Signed into law that month, the federal government’s $2.2 trillion coronavirus relief bill sent $2.19 billion Minnesota’s way, and the Legislature and Gov. Tim Walz also agreed to put $200 million of state money into a COVID-19 Minnesota Fund.
Yet, as 2020 waned, there was much talk about how that money was almost gone, inspiring both Congress and the Legislature (in its final special session of the year) to pass legislation that allocated new funds to deal with the pandemic and its effects.
On Monday, the House Ways and Means Committee got a look at the balance sheet, courtesy of Minnesota Management and Budget. The committee learned where the March money has been distributed, and got a glimpse of what’s expected from the federal legislation signed into law in late December.
Was the money running out? In the case of the $200 million COVID-19 Minnesota Fund, it would certainly seem so, as only $83 remains in that account. Yet that total is expected to rise again with expected FEMA and insurance reimbursements totaling $23.6 million. The fund’s largest allocations were for testing ($76.8 million) and critical care supplies ($66.5 million).
But that’s just part of the $796 million the state has appropriated for COVID-19 relief of various types. Among the largest allocations have been for a Health Care Response Fund ($150 million); county relief grants to small businesses ($115 million); small business assistance to restaurants, bars and gyms ($88 million); and $76 million for a Public Health Contingency Account.
A considerably larger sum has come from the federal government. Of the $2.2 billion in federal Coronavirus Relief Fund appropriations for Minnesota, $56.6 million remains unspent.
Of the $2.13 billion distributed in the state, $1.15 billion has gone to local governments. Other large outlays included $357.5 million for education and child care; $172.2 million for COVID-19 testing; and $105.1 million for at-risk populations.
As for the newest federal COVID-19 relief bill signed into law in late December, Minnesota is currently slated to receive $3.02 billion, although that number is expected to grow.
Of that total, $1.06 billion is earmarked for unemployment insurance; $588 million for ESSER (the Elementary and Secondary School Emergency Relief Fund); $375.4 million for rental assistance; and $324.6 million in Centers for Disease Control and Prevention grants to the Department of Health for testing.

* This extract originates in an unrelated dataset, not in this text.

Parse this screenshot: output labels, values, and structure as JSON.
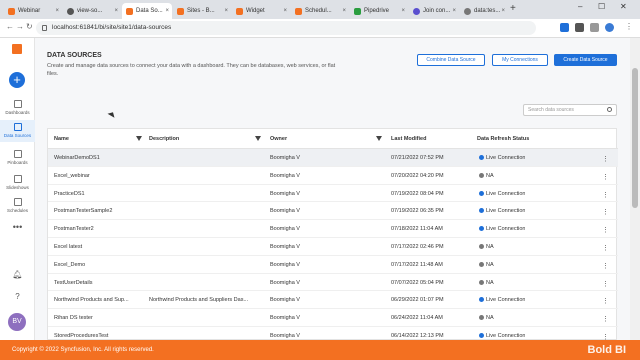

Other large allocations for Minnesota from the December federal act include $185.9 million in Federal Transit Administration “Urbanized Area Formula Grants”; $163.3 million in Federal Highway Administration surface transportation block grants; and $137 million in child care and development block grants.
A total has yet to be determined for how much Minnesota will receive for higher education, but it’s expected to be substantial, as the higher education category has the December act’s fifth-highest dollar total.